--- ACTIVITY ---
If a line in the data below holds the word "from", copy it.

--- DATA TO USE ---
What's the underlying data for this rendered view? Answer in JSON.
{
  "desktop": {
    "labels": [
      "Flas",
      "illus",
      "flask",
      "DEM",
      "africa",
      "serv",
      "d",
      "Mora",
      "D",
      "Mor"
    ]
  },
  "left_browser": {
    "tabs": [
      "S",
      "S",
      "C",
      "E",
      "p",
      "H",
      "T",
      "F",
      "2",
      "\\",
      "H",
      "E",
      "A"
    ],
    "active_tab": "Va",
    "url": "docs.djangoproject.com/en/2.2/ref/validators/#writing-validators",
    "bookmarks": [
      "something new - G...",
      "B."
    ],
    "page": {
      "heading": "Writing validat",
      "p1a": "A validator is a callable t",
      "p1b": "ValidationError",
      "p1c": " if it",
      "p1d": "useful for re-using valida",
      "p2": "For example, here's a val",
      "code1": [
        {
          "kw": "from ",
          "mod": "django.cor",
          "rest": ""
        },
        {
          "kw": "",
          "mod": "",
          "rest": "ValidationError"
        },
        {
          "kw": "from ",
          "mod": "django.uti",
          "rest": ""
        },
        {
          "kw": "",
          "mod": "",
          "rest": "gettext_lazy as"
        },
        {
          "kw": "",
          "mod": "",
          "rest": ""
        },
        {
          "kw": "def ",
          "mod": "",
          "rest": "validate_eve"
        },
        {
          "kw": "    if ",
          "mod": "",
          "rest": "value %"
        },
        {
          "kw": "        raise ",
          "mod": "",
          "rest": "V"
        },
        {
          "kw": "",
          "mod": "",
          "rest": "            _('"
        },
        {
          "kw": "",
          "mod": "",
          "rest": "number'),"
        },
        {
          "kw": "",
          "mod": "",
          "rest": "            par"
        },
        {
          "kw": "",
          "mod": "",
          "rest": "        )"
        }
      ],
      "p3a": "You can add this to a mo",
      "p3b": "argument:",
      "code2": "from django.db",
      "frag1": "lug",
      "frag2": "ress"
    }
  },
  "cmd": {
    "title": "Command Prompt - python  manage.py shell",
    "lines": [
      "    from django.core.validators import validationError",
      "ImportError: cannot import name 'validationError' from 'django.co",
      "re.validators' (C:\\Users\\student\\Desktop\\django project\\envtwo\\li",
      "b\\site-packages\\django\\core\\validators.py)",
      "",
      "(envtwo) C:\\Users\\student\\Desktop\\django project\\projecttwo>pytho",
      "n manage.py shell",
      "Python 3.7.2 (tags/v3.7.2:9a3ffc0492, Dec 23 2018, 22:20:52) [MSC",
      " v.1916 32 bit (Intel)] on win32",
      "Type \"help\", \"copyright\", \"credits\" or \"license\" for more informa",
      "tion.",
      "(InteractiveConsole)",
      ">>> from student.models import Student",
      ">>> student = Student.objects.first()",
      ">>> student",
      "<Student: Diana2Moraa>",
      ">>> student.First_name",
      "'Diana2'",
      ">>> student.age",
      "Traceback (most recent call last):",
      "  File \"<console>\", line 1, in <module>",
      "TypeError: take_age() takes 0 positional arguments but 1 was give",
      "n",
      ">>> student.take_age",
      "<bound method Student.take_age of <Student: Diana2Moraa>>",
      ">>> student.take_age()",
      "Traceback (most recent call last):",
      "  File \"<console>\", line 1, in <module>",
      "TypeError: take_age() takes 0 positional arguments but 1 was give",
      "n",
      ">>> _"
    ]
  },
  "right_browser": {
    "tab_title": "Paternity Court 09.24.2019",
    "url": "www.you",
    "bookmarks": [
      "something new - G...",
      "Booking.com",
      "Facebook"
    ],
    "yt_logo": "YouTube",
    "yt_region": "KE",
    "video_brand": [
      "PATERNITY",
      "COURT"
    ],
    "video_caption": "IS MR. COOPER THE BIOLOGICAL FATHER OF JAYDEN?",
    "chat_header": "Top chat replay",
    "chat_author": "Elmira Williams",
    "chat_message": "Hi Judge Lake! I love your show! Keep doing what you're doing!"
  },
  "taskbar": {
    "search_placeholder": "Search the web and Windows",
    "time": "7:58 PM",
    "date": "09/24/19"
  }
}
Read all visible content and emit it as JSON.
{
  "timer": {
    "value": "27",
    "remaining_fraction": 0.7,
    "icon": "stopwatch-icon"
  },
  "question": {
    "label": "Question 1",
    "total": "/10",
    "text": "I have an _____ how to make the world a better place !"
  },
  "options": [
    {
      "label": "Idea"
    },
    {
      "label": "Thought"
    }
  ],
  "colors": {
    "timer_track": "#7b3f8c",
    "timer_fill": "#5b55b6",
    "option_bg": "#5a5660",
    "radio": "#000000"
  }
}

--- SOLUTION FOR THIS EXERCISE ---
          "kw": "from ",
          "kw": "from ",
      "code2": "from django.db",
      "    from django.core.validators import validationError",
      "ImportError: cannot import name 'validationError' from 'django.co",
      ">>> from student.models import Student",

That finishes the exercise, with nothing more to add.